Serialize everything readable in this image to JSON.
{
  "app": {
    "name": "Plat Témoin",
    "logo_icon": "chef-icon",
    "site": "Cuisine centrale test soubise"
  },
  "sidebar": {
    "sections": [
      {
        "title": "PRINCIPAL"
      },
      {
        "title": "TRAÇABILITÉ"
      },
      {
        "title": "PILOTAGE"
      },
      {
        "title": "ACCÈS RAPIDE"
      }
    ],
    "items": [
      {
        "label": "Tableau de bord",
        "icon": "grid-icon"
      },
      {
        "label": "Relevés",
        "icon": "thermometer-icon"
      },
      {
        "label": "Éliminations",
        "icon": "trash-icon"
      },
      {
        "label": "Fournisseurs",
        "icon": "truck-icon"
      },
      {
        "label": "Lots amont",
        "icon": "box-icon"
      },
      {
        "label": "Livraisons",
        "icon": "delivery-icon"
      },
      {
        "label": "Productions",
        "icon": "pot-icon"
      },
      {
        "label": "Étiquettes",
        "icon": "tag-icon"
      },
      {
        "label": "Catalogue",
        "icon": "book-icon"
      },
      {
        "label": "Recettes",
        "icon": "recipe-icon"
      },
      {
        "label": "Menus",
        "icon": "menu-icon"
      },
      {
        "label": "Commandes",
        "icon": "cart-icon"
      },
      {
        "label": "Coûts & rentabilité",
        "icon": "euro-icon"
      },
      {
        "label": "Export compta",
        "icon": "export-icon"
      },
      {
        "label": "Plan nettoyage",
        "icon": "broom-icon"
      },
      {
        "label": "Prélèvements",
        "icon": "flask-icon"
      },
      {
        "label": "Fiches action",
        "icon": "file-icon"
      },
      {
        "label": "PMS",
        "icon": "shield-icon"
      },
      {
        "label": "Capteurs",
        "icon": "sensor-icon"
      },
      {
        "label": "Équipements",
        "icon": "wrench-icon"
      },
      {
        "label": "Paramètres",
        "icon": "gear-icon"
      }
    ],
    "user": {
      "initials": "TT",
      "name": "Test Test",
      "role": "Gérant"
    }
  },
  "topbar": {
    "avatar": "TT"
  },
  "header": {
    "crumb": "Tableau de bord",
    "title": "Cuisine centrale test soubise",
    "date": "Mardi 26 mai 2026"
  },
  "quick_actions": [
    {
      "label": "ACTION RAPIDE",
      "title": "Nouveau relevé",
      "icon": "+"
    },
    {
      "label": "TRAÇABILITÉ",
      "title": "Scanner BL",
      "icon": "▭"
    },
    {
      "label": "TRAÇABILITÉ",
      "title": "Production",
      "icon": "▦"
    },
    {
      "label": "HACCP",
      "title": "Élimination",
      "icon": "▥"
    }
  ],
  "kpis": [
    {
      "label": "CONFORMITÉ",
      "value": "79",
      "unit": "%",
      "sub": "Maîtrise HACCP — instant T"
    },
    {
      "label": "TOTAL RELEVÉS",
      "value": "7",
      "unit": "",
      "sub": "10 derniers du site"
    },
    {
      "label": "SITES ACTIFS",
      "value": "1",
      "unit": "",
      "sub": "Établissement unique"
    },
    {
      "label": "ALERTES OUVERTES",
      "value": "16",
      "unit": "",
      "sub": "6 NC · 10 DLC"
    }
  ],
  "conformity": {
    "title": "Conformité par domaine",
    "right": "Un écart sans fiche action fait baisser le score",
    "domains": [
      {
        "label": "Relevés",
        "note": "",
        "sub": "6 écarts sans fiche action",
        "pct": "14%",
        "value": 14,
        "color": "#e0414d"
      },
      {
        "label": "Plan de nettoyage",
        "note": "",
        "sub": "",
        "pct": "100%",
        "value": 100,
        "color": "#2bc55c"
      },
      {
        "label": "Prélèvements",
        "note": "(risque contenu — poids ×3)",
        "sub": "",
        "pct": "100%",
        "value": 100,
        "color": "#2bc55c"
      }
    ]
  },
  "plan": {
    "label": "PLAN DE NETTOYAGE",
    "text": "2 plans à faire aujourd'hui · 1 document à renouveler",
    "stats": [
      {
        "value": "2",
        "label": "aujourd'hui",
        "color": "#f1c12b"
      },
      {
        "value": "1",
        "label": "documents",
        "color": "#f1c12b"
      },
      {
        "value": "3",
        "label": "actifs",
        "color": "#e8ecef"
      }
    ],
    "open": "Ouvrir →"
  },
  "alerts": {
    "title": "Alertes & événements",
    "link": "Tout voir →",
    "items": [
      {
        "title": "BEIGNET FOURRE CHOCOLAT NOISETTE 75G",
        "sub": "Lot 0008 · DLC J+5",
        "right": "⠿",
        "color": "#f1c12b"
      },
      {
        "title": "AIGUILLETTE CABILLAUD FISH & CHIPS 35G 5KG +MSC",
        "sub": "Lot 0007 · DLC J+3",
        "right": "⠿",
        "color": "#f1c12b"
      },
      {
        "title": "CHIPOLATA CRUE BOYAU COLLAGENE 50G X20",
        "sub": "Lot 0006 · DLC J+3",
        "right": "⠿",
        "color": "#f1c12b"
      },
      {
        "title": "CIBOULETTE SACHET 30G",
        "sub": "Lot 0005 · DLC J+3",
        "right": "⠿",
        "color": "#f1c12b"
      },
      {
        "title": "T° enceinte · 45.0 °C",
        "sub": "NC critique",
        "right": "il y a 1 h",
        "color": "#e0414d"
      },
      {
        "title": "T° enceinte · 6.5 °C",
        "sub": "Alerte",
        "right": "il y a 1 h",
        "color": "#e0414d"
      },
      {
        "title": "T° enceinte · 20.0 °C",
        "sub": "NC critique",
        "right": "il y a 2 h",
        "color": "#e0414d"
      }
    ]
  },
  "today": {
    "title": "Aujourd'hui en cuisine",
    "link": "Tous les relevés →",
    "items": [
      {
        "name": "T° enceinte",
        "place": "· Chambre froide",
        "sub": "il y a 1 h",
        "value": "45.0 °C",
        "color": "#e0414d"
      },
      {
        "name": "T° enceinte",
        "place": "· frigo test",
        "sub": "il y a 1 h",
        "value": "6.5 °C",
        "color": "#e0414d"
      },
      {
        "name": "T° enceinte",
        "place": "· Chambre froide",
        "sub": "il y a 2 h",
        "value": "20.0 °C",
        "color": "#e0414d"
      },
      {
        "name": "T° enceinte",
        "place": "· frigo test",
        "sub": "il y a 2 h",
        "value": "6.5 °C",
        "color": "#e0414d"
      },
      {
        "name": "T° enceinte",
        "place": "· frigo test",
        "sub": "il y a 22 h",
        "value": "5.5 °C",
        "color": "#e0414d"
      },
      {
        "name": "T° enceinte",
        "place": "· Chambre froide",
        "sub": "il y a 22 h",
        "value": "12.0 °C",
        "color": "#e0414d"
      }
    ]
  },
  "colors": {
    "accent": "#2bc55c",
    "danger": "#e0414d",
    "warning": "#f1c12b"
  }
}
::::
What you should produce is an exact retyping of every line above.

* PROBLEM SOLUTION:
Serialize everything readable in this image to JSON.
{
  "app": {
    "name": "Plat Témoin",
    "logo_icon": "chef-icon",
    "site": "Cuisine centrale test soubise"
  },
  "sidebar": {
    "sections": [
      {
        "title": "PRINCIPAL"
      },
      {
        "title": "TRAÇABILITÉ"
      },
      {
        "title": "PILOTAGE"
      },
      {
        "title": "ACCÈS RAPIDE"
      }
    ],
    "items": [
      {
        "label": "Tableau de bord",
        "icon": "grid-icon"
      },
      {
        "label": "Relevés",
        "icon": "thermometer-icon"
      },
      {
        "label": "Éliminations",
        "icon": "trash-icon"
      },
      {
        "label": "Fournisseurs",
        "icon": "truck-icon"
      },
      {
        "label": "Lots amont",
        "icon": "box-icon"
      },
      {
        "label": "Livraisons",
        "icon": "delivery-icon"
      },
      {
        "label": "Productions",
        "icon": "pot-icon"
      },
      {
        "label": "Étiquettes",
        "icon": "tag-icon"
      },
      {
        "label": "Catalogue",
        "icon": "book-icon"
      },
      {
        "label": "Recettes",
        "icon": "recipe-icon"
      },
      {
        "label": "Menus",
        "icon": "menu-icon"
      },
      {
        "label": "Commandes",
        "icon": "cart-icon"
      },
      {
        "label": "Coûts & rentabilité",
        "icon": "euro-icon"
      },
      {
        "label": "Export compta",
        "icon": "export-icon"
      },
      {
        "label": "Plan nettoyage",
        "icon": "broom-icon"
      },
      {
        "label": "Prélèvements",
        "icon": "flask-icon"
      },
      {
        "label": "Fiches action",
        "icon": "file-icon"
      },
      {
        "label": "PMS",
        "icon": "shield-icon"
      },
      {
        "label": "Capteurs",
        "icon": "sensor-icon"
      },
      {
        "label": "Équipements",
        "icon": "wrench-icon"
      },
      {
        "label": "Paramètres",
        "icon": "gear-icon"
      }
    ],
    "user": {
      "initials": "TT",
      "name": "Test Test",
      "role": "Gérant"
    }
  },
  "topbar": {
    "avatar": "TT"
  },
  "header": {
    "crumb": "Tableau de bord",
    "title": "Cuisine centrale test soubise",
    "date": "Mardi 26 mai 2026"
  },
  "quick_actions": [
    {
      "label": "ACTION RAPIDE",
      "title": "Nouveau relevé",
      "icon": "+"
    },
    {
      "label": "TRAÇABILITÉ",
      "title": "Scanner BL",
      "icon": "▭"
    },
    {
      "label": "TRAÇABILITÉ",
      "title": "Production",
      "icon": "▦"
    },
    {
      "label": "HACCP",
      "title": "Élimination",
      "icon": "▥"
    }
  ],
  "kpis": [
    {
      "label": "CONFORMITÉ",
      "value": "79",
      "unit": "%",
      "sub": "Maîtrise HACCP — instant T"
    },
    {
      "label": "TOTAL RELEVÉS",
      "value": "7",
      "unit": "",
      "sub": "10 derniers du site"
    },
    {
      "label": "SITES ACTIFS",
      "value": "1",
      "unit": "",
      "sub": "Établissement unique"
    },
    {
      "label": "ALERTES OUVERTES",
      "value": "16",
      "unit": "",
      "sub": "6 NC · 10 DLC"
    }
  ],
  "conformity": {
    "title": "Conformité par domaine",
    "right": "Un écart sans fiche action fait baisser le score",
    "domains": [
      {
        "label": "Relevés",
        "note": "",
        "sub": "6 écarts sans fiche action",
        "pct": "14%",
        "value": 14,
        "color": "#e0414d"
      },
      {
        "label": "Plan de nettoyage",
        "note": "",
        "sub": "",
        "pct": "100%",
        "value": 100,
        "color": "#2bc55c"
      },
      {
        "label": "Prélèvements",
        "note": "(risque contenu — poids ×3)",
        "sub": "",
        "pct": "100%",
        "value": 100,
        "color": "#2bc55c"
      }
    ]
  },
  "plan": {
    "label": "PLAN DE NETTOYAGE",
    "text": "2 plans à faire aujourd'hui · 1 document à renouveler",
    "stats": [
      {
        "value": "2",
        "label": "aujourd'hui",
        "color": "#f1c12b"
      },
      {
        "value": "1",
        "label": "documents",
        "color": "#f1c12b"
      },
      {
        "value": "3",
        "label": "actifs",
        "color": "#e8ecef"
      }
    ],
    "open": "Ouvrir →"
  },
  "alerts": {
    "title": "Alertes & événements",
    "link": "Tout voir →",
    "items": [
      {
        "title": "BEIGNET FOURRE CHOCOLAT NOISETTE 75G",
        "sub": "Lot 0008 · DLC J+5",
        "right": "⠿",
        "color": "#f1c12b"
      },
      {
        "title": "AIGUILLETTE CABILLAUD FISH & CHIPS 35G 5KG +MSC",
        "sub": "Lot 0007 · DLC J+3",
        "right": "⠿",
        "color": "#f1c12b"
      },
      {
        "title": "CHIPOLATA CRUE BOYAU COLLAGENE 50G X20",
        "sub": "Lot 0006 · DLC J+3",
        "right": "⠿",
        "color": "#f1c12b"
      },
      {
        "title": "CIBOULETTE SACHET 30G",
        "sub": "Lot 0005 · DLC J+3",
        "right": "⠿",
        "color": "#f1c12b"
      },
      {
        "title": "T° enceinte · 45.0 °C",
        "sub": "NC critique",
        "right": "il y a 1 h",
        "color": "#e0414d"
      },
      {
        "title": "T° enceinte · 6.5 °C",
        "sub": "Alerte",
        "right": "il y a 1 h",
        "color": "#e0414d"
      },
      {
        "title": "T° enceinte · 20.0 °C",
        "sub": "NC critique",
        "right": "il y a 2 h",
        "color": "#e0414d"
      }
    ]
  },
  "today": {
    "title": "Aujourd'hui en cuisine",
    "link": "Tous les relevés →",
    "items": [
      {
        "name": "T° enceinte",
        "place": "· Chambre froide",
        "sub": "il y a 1 h",
        "value": "45.0 °C",
        "color": "#e0414d"
      },
      {
        "name": "T° enceinte",
        "place": "· frigo test",
        "sub": "il y a 1 h",
        "value": "6.5 °C",
        "color": "#e0414d"
      },
      {
        "name": "T° enceinte",
        "place": "· Chambre froide",
        "sub": "il y a 2 h",
        "value": "20.0 °C",
        "color": "#e0414d"
      },
      {
        "name": "T° enceinte",
        "place": "· frigo test",
        "sub": "il y a 2 h",
        "value": "6.5 °C",
        "color": "#e0414d"
      },
      {
        "name": "T° enceinte",
        "place": "· frigo test",
        "sub": "il y a 22 h",
        "value": "5.5 °C",
        "color": "#e0414d"
      },
      {
        "name": "T° enceinte",
        "place": "· Chambre froide",
        "sub": "il y a 22 h",
        "value": "12.0 °C",
        "color": "#e0414d"
      }
    ]
  },
  "colors": {
    "accent": "#2bc55c",
    "danger": "#e0414d",
    "warning": "#f1c12b"
  }
}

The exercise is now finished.